The Science Journal of the American Association for Respiratory Care

2008 OPEN FORUM Abstracts

IMPACT OF OFFERING CRCES ON ATTENDANCE TO A RESPIRATORY CARE JOURNAL CLUB

Carl R. Hinkson1, Nirpalinder Kaur1, Michael W. Sipes1, David J. Pierson1



Background: Journal clubs (JC) have been used extensively by physician groups and the nursing profession as a forum for learning and staying abreast of current research. The Respiratory Care department at Harborview Medical Center implemented a journal club in early 2005 for these purposes. Attendance was open to any respiratory therapists in the community who wanted to attend. Information about the JC was available on the state society website and departmental website. Articles and presenters were selected by JC coordinator and articles were made available beforehand. During the meeting articles were summarized by the presenter and then discussed with the group. Unfortunately, attendance has generally been poor despite multiple changes in venue, date, and time.
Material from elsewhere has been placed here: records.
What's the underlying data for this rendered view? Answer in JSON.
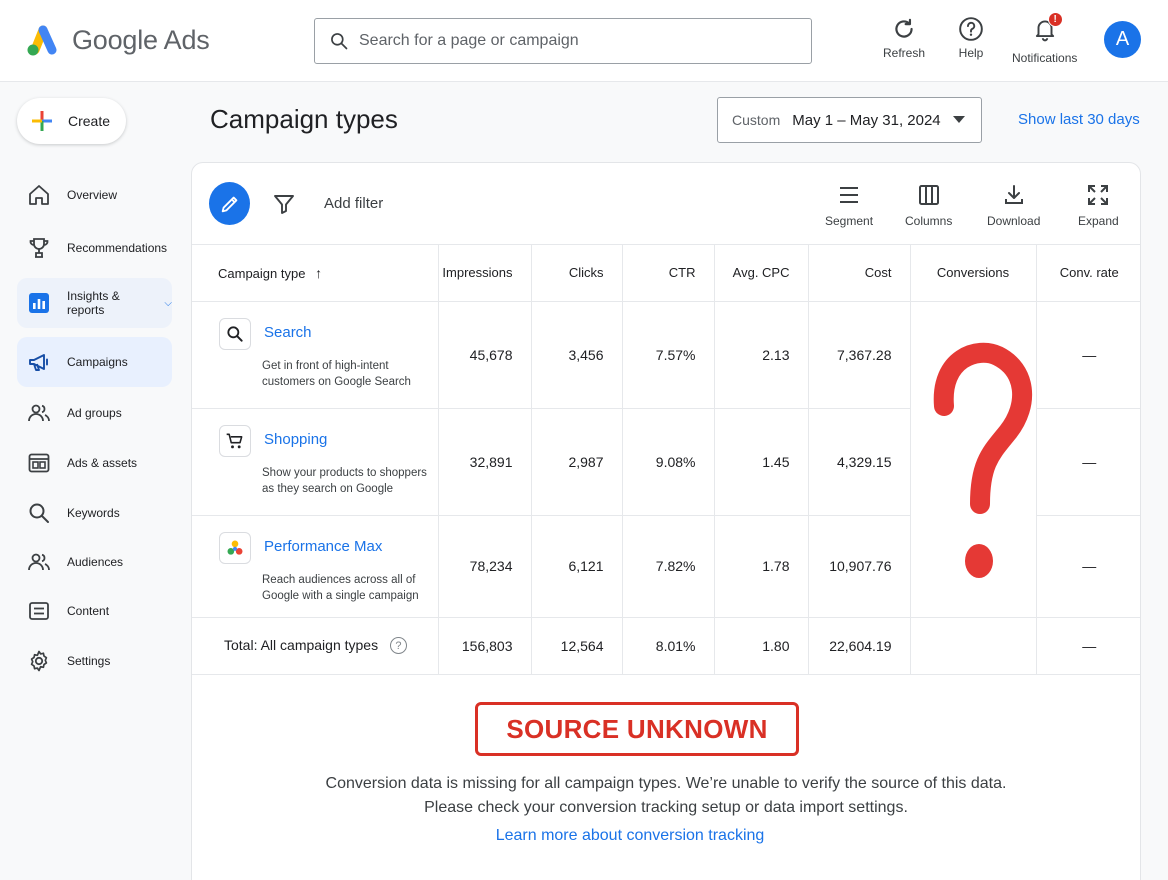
{
  "app": {
    "name": "Google Ads"
  },
  "search": {
    "placeholder": "Search for a page or campaign"
  },
  "topbar": {
    "refresh_label": "Refresh",
    "help_label": "Help",
    "notifications_label": "Notifications",
    "notifications_badge": "!",
    "avatar_initial": "A"
  },
  "sidebar": {
    "create_label": "Create",
    "items": [
      {
        "label": "Overview",
        "icon": "home-icon"
      },
      {
        "label": "Recommendations",
        "icon": "trophy-icon"
      },
      {
        "label": "Insights & reports",
        "icon": "bar-chart-icon"
      },
      {
        "label": "Campaigns",
        "icon": "megaphone-icon"
      },
      {
        "label": "Ad groups",
        "icon": "people-icon"
      },
      {
        "label": "Ads & assets",
        "icon": "ad-icon"
      },
      {
        "label": "Keywords",
        "icon": "search-icon"
      },
      {
        "label": "Audiences",
        "icon": "people-icon"
      },
      {
        "label": "Content",
        "icon": "content-icon"
      },
      {
        "label": "Settings",
        "icon": "gear-icon"
      }
    ]
  },
  "page": {
    "title": "Campaign types"
  },
  "date_range": {
    "label": "Custom",
    "value": "May 1 – May 31, 2024",
    "show_last": "Show last 30 days"
  },
  "toolbar": {
    "add_filter": "Add filter",
    "segment": "Segment",
    "columns": "Columns",
    "download": "Download",
    "expand": "Expand"
  },
  "table": {
    "headers": [
      "Campaign type",
      "Impressions",
      "Clicks",
      "CTR",
      "Avg. CPC",
      "Cost",
      "Conversions",
      "Conv. rate"
    ],
    "rows": [
      {
        "name": "Search",
        "desc": "Get in front of high-intent customers on Google Search",
        "impressions": "45,678",
        "clicks": "3,456",
        "ctr": "7.57%",
        "cpc": "2.13",
        "cost": "7,367.28",
        "conv_rate": "—"
      },
      {
        "name": "Shopping",
        "desc": "Show your products to shoppers as they search on Google",
        "impressions": "32,891",
        "clicks": "2,987",
        "ctr": "9.08%",
        "cpc": "1.45",
        "cost": "4,329.15",
        "conv_rate": "—"
      },
      {
        "name": "Performance Max",
        "desc": "Reach audiences across all of Google with a single campaign",
        "impressions": "78,234",
        "clicks": "6,121",
        "ctr": "7.82%",
        "cpc": "1.78",
        "cost": "10,907.76",
        "conv_rate": "—"
      }
    ],
    "total": {
      "label": "Total: All campaign types",
      "help": "?",
      "impressions": "156,803",
      "clicks": "12,564",
      "ctr": "8.01%",
      "cpc": "1.80",
      "cost": "22,604.19",
      "conv_rate": "—"
    }
  },
  "notice": {
    "badge": "SOURCE UNKNOWN",
    "line1": "Conversion data is missing for all campaign types. We’re unable to verify the source of this data.",
    "line2": "Please check your conversion tracking setup or data import settings.",
    "link": "Learn more about conversion tracking"
  },
  "colors": {
    "accent": "#1a73e8",
    "warning": "#d93025"
  }
}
The state of Washington requires respiratory therapists to obtain 30 continuing education credits every two years to maintain a current license; 10 of those credits must be AARCs Continuing Respiratory Care Education credits (CRCE). We tested the hypothesis that offering 2 CRCEs for every JC meeting would increase attendance.

Methods: To test this hypothesis the JC meetings were held on Mondays at the same times at staff members homes for the pre and post periods. Advertising for the JC was the same for both pre-CRCE and post-CRCE via email, flyers, and internet posting. Attendance was taken at each meeting by the journal club coordinator. The pre-CRCE period occurred from 12/6/06 through 7/23/07 and the post CRCE period occurred from 9/17/07 through 4/21/08. Attendance for the pre-CRCE and post-CRCE is presented as range (mean ± standard deviation) and was analyzed using a right-tailed student's t-test; a p value < 0.05 was considered significant.

Results: Journal Club attendance improved after 2 CRCEs were offered for attending each session. Pre-CRCE attendance ranged from 5-8 people per meeting (5.67 ± 1.21) and post-CRCE attendance ranged from 7-10 persons/meeting (7.80 ± 1.17, p < 0.01).

Conclusion: Offering CRCE credits for qualifying departmental educational activities such as a journal club can increase staff participation.